:: REQUIREMENT ::
For these records, count the lines containing the word "Journal" and respond with the number alone.

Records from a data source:
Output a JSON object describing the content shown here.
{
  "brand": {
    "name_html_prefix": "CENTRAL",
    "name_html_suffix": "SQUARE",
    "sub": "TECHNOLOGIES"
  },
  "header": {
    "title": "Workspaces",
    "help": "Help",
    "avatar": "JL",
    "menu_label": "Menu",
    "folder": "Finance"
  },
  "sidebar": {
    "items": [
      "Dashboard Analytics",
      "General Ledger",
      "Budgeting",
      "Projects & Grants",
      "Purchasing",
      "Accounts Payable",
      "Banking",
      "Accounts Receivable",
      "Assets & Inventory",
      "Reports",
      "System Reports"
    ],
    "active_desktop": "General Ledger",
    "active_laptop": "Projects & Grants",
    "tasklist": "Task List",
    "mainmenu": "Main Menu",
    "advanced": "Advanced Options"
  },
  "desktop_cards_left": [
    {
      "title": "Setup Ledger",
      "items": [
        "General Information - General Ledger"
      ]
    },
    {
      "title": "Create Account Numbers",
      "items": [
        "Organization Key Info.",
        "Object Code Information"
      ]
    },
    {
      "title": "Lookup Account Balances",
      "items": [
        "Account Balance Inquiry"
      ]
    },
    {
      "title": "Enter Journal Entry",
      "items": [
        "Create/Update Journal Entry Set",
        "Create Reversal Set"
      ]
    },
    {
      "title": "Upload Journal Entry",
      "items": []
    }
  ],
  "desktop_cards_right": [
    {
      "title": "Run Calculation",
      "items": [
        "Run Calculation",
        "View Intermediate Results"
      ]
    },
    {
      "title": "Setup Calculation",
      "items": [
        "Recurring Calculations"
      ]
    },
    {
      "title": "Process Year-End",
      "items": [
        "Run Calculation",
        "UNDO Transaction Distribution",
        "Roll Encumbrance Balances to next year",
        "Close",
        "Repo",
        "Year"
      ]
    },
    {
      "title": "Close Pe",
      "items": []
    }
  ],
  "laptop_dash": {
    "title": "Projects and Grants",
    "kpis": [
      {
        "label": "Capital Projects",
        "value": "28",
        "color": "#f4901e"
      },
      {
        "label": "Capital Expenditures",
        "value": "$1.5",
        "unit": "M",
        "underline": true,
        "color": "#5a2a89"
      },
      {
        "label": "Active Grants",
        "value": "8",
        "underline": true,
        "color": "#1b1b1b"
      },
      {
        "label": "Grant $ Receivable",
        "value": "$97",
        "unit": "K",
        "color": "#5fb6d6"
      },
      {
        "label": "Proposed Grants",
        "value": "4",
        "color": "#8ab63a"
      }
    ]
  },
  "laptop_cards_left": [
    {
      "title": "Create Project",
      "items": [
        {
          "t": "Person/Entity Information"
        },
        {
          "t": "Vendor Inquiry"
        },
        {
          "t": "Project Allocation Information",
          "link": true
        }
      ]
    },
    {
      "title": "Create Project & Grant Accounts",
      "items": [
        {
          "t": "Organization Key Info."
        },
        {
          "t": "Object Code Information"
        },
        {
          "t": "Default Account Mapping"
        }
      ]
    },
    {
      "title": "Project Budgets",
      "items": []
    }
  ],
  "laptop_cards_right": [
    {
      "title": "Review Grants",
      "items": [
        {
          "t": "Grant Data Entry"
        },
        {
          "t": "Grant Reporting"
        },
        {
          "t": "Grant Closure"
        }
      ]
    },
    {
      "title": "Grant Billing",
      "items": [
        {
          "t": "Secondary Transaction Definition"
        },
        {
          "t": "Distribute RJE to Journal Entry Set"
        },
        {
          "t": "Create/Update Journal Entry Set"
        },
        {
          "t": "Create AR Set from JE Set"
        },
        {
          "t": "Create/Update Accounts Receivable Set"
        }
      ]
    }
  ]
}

:: WORKED SOLUTION ::
5